Egypt’s former Deputy Minister of Culture, Mohsen Shaalan, is also an artist, so when he was sentenced to serve a one-year prison term after being blamed for the lax security that facilitated the theft of the $55-million Vincent van Gogh painting “Poppy Flowers” from the Mohamed Mahmoud Khalil Museum in Dokki in 2010, the 62-year-old painter seized the opportunity to turn his cell into a studio. An exhibition of his prison oeuvre opened on February 16 at Cairo’s Gezira Center for Modern Art.
Shaalan’s show, “Black Cat: A Prison Experience,” features large-scale oil paintings and ink drawings, and feature the recurring figure of a black cat that hung around the artist’s cell, and became a symbol of injustice and corruption, Ahram Online reports. One work in the exhibition, “Held for Questioning,” shows three figures standing in line, the first of them wearing a shirt that bears an image of the stolen van Gogh painting.

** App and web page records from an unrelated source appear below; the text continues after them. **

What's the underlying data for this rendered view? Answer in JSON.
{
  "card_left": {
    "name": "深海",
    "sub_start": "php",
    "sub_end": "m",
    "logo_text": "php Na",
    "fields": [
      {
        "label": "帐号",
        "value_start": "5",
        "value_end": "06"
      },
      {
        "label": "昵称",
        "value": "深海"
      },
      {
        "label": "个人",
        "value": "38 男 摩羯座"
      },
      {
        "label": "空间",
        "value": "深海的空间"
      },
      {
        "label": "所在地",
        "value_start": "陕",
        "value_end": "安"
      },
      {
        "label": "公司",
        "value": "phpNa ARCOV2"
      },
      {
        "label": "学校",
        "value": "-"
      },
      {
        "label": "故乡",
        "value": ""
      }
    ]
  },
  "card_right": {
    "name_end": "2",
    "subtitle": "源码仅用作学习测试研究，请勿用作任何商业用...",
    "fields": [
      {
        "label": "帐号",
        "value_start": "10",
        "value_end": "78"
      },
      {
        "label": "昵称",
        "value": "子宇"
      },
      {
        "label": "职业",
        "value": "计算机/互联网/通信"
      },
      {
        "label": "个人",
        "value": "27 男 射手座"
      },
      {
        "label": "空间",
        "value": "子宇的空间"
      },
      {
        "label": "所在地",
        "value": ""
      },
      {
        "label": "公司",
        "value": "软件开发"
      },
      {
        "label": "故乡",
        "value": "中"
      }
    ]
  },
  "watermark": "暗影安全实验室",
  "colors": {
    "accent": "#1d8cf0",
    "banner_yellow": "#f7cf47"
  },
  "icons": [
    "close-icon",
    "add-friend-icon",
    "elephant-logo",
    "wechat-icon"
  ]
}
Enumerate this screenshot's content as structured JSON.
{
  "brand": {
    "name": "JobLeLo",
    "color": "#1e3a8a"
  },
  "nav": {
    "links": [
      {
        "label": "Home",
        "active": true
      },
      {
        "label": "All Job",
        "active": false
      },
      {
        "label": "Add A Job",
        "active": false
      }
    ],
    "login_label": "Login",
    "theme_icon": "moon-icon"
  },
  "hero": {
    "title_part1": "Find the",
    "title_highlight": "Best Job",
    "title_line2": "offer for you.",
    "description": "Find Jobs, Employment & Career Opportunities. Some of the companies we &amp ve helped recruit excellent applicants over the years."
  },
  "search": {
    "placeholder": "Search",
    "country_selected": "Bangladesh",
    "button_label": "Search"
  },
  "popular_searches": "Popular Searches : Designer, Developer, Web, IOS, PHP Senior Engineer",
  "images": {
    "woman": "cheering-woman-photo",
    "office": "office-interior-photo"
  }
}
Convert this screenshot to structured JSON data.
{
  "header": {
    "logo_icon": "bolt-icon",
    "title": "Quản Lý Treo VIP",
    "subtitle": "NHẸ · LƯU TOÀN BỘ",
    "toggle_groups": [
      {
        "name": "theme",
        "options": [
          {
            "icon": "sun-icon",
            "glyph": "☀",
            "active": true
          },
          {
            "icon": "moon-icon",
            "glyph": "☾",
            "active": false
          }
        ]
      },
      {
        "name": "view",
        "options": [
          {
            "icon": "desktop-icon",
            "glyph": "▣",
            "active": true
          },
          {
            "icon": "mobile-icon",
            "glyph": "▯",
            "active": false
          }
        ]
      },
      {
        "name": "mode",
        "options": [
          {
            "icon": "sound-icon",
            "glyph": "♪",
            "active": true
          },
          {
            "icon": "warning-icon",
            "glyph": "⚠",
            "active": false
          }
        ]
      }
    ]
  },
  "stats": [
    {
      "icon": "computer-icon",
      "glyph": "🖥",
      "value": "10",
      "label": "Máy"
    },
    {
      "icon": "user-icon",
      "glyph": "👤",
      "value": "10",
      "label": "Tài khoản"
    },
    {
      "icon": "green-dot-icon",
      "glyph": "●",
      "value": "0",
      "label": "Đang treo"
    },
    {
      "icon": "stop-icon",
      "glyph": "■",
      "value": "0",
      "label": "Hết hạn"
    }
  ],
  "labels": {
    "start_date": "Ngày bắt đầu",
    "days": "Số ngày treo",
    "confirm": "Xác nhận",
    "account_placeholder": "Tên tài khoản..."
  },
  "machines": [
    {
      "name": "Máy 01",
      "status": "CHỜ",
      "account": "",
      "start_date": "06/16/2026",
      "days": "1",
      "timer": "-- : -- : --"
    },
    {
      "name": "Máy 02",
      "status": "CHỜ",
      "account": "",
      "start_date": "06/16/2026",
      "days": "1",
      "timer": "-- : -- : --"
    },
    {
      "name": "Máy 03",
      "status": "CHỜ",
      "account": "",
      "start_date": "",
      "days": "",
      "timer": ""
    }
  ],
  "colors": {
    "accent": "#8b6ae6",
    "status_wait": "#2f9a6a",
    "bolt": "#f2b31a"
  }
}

During his time in prison, which included the Arab Spring uprisings that brought revolutionary change to Egypt, Shaalan painter continuously, even adorning his cell’s walls with artworks. “Art gives you the freedom to use symbols that no one can take away from you,” Shaalan told Ahram Online.
Mohsen Shaalan’s “Black Cat: A Prison Experience” continues at the Gezira Center for Modern Art through February 28.
— Benjamin Sutton